Professor Andy Grewal and his law students recently tried calling the Internal Revenue Service to understand a complicated tax credit expanded in the new Republican tax law.
“We waited as the automated voice told us again and again to check the IRS website, before I decided we couldn’t waste further class time and hung up,” said Grewal, of the University of Iowa. “Then we found a video about it on their website, but the link to it was dead. Really.”
Fearing millions of Americans will wind up in similar informational dead-ends as they try to figure out their tax returns, Congress last week passed a $1.3 trillion omnibus package that bulks up funding for the IRS, including a $320 million short-term allocation to help the agency implement the tax law.
The overall IRS budget is also bumped to $11.4 billion in the next fiscal year. That is still down from the $12.1 billion the IRS received in 2010, a year in which the tax collection agency was not tasked with enforcing the biggest overhaul of the federal tax code in several decades.
The short-term $320 million boost is about 82 percent of the $397 million that IRS acting commissioner David J. Kautter told Congress that the agency would need to address the tax law. Kautter requested that money to help the agency over two years, so Congress could still provide the full funding during another appropriations bill. The national taxpayer advocate, an independent official within the IRS, has said the agency needs $495 million over two years to implement the law.
Congress's decision goes against the White House, which had pushed for additional cuts to the IRS budget. The administration sought to fund the IRS at $11.1 billion, down from $11.2 billion the year before. That request was opposed by Republicans in Congress, who cited the danger of further cuts to the agency. Even before the law’s passage, the IRS expected to be able to answer only 60 percent of the 100 million telephone calls it receives every year.
The law marks a sharp reversal for Republicans, who over the past eight years successfully cut the budget of the tax enforcement agency by about $1 billion and reduced its staff size by 18,000 people. But it's not clear whether the funding is enough to prepare the federal government for next filing season, with experts and former IRS officials offering a range of opinions. The $320 million increase can be used for enforcement, operations support and taxpayer services in rolling out the new law.
“The numbers remain concerning given the work the IRS has to do,” said Mark W. Everson, who served as commissioner of the IRS from 2003 to 2007 and now works at the tax consulting firm Alliantgroup. The IRS did not respond to a request for comment.

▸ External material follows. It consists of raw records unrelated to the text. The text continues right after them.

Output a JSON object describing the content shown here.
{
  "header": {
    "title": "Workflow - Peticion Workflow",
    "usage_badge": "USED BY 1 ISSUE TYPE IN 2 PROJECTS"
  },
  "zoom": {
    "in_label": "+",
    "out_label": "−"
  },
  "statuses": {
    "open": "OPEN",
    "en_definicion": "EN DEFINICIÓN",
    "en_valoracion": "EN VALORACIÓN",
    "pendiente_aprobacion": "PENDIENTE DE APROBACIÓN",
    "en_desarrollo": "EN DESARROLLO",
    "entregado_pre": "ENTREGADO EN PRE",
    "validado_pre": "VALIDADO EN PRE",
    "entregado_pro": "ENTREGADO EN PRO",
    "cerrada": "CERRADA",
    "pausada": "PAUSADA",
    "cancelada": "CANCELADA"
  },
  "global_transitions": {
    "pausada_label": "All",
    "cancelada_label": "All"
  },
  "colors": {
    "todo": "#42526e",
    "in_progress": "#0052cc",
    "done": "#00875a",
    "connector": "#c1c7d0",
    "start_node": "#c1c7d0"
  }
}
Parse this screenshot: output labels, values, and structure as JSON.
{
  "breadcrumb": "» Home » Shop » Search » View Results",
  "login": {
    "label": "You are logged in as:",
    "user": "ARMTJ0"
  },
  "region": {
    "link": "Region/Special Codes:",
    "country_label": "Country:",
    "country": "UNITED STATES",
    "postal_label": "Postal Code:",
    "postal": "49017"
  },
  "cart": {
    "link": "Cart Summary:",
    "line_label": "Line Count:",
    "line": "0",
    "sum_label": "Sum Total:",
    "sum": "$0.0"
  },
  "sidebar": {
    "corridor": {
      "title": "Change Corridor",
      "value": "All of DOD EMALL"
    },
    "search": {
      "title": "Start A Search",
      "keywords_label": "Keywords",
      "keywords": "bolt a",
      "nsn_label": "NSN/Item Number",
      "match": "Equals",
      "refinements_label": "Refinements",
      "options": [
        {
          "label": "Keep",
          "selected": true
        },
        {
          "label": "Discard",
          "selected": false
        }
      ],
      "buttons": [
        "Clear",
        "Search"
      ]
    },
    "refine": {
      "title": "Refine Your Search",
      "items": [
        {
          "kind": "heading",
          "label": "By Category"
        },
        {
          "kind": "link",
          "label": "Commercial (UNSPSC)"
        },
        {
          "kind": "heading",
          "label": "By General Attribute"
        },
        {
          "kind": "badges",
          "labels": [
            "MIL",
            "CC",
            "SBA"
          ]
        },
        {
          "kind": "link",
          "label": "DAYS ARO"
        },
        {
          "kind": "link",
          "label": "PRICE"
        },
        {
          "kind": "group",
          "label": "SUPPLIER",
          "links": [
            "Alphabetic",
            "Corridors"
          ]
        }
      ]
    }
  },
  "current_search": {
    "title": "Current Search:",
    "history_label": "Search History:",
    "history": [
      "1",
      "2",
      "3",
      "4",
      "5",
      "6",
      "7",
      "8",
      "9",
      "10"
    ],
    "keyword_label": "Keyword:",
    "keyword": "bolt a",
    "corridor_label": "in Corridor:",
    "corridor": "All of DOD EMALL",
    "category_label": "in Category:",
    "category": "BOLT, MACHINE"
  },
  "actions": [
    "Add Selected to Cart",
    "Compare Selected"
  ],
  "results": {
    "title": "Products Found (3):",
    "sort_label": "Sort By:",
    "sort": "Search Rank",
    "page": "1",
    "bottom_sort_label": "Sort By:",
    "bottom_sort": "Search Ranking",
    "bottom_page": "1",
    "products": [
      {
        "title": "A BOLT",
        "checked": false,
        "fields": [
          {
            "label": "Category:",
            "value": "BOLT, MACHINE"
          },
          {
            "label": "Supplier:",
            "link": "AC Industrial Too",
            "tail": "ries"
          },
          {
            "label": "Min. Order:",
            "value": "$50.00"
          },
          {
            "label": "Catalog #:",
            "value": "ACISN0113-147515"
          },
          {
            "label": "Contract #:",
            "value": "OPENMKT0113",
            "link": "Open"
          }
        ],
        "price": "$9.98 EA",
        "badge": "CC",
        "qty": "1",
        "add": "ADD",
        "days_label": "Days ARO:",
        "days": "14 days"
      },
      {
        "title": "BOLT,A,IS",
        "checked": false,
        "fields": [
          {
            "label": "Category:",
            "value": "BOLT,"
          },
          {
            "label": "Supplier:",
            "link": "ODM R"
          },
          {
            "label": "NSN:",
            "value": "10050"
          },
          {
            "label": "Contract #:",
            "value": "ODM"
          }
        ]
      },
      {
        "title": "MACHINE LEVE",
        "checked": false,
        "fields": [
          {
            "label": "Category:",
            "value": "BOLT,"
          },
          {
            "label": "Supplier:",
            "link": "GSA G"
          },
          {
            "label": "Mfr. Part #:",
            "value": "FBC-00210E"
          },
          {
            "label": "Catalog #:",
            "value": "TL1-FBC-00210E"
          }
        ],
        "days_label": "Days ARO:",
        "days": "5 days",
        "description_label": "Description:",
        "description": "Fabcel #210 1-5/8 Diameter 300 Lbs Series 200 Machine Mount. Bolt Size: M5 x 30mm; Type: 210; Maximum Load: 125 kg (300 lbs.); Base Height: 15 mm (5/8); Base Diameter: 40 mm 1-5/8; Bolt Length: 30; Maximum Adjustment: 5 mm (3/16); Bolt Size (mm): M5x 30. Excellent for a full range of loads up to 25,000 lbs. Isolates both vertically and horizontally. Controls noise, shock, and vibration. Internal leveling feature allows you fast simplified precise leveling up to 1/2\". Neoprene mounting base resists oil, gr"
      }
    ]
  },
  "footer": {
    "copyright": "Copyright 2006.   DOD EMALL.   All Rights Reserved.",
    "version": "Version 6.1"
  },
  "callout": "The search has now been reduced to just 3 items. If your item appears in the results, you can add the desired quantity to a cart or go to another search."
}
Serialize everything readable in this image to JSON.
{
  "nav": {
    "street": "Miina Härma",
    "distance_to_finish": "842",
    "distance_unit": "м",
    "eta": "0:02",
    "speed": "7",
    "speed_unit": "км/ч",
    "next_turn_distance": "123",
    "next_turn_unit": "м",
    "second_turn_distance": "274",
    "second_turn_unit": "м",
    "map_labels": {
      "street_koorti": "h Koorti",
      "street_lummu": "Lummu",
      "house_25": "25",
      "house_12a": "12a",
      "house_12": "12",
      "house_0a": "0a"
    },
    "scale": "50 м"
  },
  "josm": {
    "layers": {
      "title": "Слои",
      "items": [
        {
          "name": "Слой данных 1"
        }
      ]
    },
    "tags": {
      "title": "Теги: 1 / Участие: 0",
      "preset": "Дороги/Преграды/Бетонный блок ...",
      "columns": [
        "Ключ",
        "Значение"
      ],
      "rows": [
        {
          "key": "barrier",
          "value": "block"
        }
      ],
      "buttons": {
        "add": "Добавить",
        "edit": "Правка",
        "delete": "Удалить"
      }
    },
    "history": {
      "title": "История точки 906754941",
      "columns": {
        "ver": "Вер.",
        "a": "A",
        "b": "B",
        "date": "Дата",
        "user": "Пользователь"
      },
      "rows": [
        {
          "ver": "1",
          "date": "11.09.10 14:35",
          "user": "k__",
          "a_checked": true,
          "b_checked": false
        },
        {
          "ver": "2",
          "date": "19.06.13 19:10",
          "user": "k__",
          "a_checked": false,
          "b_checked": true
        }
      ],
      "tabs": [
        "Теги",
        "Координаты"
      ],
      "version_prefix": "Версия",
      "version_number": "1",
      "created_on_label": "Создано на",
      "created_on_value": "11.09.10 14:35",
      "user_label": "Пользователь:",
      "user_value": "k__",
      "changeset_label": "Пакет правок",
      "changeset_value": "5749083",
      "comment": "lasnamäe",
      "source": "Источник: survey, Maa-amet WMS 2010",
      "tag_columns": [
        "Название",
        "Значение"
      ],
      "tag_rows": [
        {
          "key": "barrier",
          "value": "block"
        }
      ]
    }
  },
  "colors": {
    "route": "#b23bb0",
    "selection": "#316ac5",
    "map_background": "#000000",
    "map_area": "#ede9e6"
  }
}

Others celebrated lesser-noticed changes to the IRS in the budget package, including new federal funding for programs that will help poor and elderly Americans understand and navigate the tax law changes, said Marvin Friedlander, who oversaw exempt organizations at the IRS before retiring in 2010.
“They got a bunch of money to implement the new tax law and for business systems, enforcement and taxpayer education,” Friedlander said. “It’s really good. Poorer and older people don’t have the resources to hire an accountant.”
Congress has traditionally increased funding for the IRS following big changes to the U.S. tax code. The 1986 tax overhaul signed by President Ronald Reagan led the IRS to hire an additional 1,300 staff members and increase the number of phone calls it answered by 30 percent. The 2008 stimulus bill prompted a 125 percent increase in the number of incoming calls.
Republican lawmakers have for months recognized the need to step up the agency’s funding in the wake of the law. The IRS is wrestling with a host of questions about the law, including which companies qualify for certain deductions and, among other issues, the legality of states' efforts to circumvent the new cap on residents' property tax deductions.
The increase agreed on by lawmakers may only partially offset the slow attrition from the agency. In 2017, the IRS lost 6,801 permanent staffers. Previous projections from National Taxpayer Advocate Nina Olson, an independent oversight official, found that only 4 of 10 callers could reach a live operator during the 2018 filing season.
“You need humans to answer the phones, and the rates are abysmal during filing season,” said Mark Mazur, who served as assistant secretary for tax policy at the Treasury Department under Barack Obama. “This really should be on top of a much bigger budget increase.”